Collection entries
━━━━━━━━━━━━━━━━━━━━

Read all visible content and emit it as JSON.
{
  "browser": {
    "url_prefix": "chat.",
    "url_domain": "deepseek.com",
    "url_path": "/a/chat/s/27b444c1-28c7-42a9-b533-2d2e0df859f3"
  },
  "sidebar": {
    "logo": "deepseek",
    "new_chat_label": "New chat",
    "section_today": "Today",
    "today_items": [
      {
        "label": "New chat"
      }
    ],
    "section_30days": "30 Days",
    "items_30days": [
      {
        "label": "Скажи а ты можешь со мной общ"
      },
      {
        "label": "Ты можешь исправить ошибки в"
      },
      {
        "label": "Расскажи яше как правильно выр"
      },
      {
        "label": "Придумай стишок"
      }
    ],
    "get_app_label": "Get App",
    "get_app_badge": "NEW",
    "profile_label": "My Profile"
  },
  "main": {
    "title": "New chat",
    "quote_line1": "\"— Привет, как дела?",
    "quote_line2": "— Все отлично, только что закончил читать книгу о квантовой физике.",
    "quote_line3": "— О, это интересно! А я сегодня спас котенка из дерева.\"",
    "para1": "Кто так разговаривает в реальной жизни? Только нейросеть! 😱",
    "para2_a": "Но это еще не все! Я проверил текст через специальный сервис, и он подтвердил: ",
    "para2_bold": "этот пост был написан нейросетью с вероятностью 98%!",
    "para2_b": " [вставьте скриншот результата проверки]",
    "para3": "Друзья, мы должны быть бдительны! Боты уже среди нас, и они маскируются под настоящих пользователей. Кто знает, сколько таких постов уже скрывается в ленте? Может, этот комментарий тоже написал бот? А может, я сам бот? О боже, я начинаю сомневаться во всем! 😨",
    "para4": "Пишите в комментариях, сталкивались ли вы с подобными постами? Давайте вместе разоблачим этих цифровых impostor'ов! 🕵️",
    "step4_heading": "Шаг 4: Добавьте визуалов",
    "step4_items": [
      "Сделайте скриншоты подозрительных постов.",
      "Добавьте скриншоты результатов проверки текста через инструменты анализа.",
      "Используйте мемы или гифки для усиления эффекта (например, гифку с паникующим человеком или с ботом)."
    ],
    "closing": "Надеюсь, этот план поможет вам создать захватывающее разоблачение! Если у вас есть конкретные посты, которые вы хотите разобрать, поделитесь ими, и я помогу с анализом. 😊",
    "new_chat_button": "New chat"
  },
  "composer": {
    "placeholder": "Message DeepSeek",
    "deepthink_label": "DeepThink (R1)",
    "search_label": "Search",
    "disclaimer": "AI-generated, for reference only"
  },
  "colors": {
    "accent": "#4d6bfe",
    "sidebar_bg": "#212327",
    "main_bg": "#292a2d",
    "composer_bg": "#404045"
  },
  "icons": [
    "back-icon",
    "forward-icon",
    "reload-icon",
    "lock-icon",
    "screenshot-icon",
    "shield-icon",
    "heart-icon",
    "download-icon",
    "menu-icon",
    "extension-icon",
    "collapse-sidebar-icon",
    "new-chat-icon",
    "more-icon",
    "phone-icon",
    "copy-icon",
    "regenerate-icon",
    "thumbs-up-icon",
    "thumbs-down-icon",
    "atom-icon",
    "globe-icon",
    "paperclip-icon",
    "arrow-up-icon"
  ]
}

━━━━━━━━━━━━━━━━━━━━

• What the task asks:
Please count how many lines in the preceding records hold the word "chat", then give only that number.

• Answer box:
7